While drought ravages swathes of eastern Africa, on the other side of the continent many communities in Cameroon’s dry north have set up village granaries to help them through the lean season. Supported by WFP, the granaries are mostly run by women.
Many women in remote parts of northern Laos wouldn’t normally go for health checks, even when they are pregnant. But now, thanks to the food rations WFP is offering as part of a Mother and Child Health and Nutrition project, many more are attending the health centres and getting important health care for themselves and their babies.
Airdrops are the iconic image of humanitarian assistance – food dropping from the sky to help hungry people cut off from aid. However, it’s not a long-term solution and it happens more rarely than most people realize. Delivering food by road is more cost-effective. But, sometimes airdrops are necessary, as they were recently in a part of South Sudan cut off during the rainy season.
Fehti Mohammed knows what it’s like to be a refugee. When he was young, his family fled from political turmoil in Ethiopia. Today, he’s back in his native country delivering food to those in need.
Drew Barrymore wanted to see it with her own eyes; she wanted to come back to the country she grew to love and see how she could help change the lives of the women and children.
WFP recently held a live "tweetup" on the hunger crisis in the Horn of Africa featurning five staff members in the field who answered questions from the public on the popular microblogging site, Twitter.
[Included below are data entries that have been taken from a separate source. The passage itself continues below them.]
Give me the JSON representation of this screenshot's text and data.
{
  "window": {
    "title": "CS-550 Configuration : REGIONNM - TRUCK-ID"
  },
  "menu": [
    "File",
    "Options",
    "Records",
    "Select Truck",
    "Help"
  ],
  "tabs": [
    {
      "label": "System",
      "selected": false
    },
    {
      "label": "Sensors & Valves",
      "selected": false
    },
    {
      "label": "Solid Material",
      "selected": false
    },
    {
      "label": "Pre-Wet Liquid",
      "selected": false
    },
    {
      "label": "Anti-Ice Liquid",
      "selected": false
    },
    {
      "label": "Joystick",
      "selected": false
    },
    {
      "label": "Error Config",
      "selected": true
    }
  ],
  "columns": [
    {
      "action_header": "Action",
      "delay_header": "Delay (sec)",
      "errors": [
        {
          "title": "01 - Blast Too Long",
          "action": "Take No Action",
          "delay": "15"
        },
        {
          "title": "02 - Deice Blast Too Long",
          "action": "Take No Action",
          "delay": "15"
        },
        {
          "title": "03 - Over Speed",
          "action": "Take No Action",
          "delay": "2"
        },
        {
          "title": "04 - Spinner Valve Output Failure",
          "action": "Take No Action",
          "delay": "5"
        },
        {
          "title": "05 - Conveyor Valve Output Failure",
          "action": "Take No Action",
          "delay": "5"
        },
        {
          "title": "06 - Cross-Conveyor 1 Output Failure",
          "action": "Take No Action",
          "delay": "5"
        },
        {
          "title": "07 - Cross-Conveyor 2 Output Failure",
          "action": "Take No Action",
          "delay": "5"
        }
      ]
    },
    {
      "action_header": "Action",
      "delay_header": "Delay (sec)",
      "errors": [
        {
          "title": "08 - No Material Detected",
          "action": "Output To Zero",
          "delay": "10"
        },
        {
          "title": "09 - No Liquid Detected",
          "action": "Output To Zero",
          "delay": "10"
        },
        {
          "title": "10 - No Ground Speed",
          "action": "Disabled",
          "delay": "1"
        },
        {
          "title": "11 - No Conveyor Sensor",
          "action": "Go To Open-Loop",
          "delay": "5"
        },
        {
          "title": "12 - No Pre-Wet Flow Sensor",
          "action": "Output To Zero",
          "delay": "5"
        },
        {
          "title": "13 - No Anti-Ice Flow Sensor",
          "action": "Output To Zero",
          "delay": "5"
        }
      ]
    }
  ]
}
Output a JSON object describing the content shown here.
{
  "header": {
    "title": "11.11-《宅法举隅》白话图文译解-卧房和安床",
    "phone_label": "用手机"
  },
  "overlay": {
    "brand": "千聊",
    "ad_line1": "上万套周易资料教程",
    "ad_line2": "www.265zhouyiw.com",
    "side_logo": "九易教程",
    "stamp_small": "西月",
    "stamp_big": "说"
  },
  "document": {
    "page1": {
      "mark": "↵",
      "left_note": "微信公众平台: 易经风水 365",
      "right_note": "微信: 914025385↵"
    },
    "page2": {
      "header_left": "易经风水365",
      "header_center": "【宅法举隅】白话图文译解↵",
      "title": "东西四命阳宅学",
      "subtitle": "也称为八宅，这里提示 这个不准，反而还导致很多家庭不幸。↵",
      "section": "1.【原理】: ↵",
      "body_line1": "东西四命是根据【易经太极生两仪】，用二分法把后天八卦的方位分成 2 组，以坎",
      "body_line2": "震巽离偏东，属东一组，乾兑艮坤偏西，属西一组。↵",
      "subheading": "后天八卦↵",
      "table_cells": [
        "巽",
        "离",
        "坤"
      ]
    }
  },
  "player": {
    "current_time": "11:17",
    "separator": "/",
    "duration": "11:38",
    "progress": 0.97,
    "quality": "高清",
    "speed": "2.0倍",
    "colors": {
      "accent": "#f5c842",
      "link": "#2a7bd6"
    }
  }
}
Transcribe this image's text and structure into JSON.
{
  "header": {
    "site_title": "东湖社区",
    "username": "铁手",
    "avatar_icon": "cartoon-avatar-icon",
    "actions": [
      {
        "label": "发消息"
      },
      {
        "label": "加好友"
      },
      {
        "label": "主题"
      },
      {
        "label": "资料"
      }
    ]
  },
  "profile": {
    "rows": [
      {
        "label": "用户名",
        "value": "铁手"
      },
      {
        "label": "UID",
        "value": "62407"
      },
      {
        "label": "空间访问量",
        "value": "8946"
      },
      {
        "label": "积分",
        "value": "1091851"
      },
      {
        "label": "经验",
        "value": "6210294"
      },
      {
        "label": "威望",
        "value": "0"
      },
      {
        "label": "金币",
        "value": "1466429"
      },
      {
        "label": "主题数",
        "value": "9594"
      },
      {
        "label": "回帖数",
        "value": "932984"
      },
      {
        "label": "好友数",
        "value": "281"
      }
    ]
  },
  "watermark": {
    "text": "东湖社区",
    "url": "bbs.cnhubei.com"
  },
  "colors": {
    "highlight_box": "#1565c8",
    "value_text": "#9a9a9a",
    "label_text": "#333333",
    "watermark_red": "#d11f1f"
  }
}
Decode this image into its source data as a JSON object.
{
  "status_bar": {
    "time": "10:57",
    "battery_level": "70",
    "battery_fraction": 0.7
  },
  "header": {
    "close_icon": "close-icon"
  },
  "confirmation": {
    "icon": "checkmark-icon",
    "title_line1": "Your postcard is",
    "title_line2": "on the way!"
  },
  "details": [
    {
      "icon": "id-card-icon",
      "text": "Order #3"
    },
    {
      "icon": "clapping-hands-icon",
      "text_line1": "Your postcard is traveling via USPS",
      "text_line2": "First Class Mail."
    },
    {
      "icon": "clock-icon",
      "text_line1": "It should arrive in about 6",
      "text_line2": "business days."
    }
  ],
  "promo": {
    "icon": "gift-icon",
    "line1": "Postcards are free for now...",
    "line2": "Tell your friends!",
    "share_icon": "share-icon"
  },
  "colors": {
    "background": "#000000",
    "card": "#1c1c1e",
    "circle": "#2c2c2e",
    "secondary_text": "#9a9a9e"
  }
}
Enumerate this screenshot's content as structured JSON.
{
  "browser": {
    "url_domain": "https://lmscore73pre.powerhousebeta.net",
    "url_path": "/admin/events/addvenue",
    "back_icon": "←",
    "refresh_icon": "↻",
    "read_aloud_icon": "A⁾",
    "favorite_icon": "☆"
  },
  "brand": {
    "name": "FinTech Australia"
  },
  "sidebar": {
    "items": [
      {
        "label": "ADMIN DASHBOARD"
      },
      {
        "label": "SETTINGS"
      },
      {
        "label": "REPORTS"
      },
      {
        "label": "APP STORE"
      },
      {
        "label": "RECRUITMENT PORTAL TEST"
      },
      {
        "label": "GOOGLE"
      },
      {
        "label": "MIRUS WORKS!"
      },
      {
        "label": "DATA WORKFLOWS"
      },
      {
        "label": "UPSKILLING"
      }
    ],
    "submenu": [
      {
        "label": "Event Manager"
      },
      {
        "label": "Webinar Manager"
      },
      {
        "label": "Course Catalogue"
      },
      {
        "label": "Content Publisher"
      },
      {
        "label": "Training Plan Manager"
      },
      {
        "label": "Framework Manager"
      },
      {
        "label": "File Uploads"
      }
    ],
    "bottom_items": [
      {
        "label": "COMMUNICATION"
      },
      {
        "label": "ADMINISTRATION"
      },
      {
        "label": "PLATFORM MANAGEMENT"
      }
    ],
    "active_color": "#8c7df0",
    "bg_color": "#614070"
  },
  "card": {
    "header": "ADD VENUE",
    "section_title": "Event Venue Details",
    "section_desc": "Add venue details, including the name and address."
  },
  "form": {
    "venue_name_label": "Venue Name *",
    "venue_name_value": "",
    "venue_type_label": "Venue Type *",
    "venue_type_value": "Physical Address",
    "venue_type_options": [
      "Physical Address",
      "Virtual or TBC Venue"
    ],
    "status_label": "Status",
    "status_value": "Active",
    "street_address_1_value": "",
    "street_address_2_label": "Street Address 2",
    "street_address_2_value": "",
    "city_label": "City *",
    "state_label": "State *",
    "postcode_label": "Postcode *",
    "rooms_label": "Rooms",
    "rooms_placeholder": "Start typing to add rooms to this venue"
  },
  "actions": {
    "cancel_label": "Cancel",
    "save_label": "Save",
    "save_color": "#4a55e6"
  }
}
Here are some of the highlights from the event.
WFP is hosting a tweetup on the situation in the horn of Africa on Thursday, August 11 at 1:00pm ET. Five staff members currently in the region will be answering your questions and talking about what it’s like to be on the frontlines of an escalating hunger crisis. Join the conversation at #HoACrisis
Since the beginning of July, WFP has reached nearly 8 million people in the Horn of Africa with food assistance. WFP is targeting 11.5 million people out of more than 13 million people affected by drought and famine in the region, with governments and other partners supporting the rest.
To escape the famine in southern Somalia, Muslimo, 15, carried her baby across the desert, walking for days without food and water to arrive exhausted at the Kobe refugee camp in Ethiopia. To help them rebuild their strength, WFP is providing refugees like Muslimo with a complete food basket in addition to specialised nutrition products tailored to the needs of small children.
WFP Web Editor Martin Penner recently spent a week in Dadaab, Kenya where over 1,000 people are arriving everyday to escape famine in southern Somalia. During his stay, Martin recorded his experiences in a video diary to help people understand what it’s like to live and work in the world’s largest refugee camp.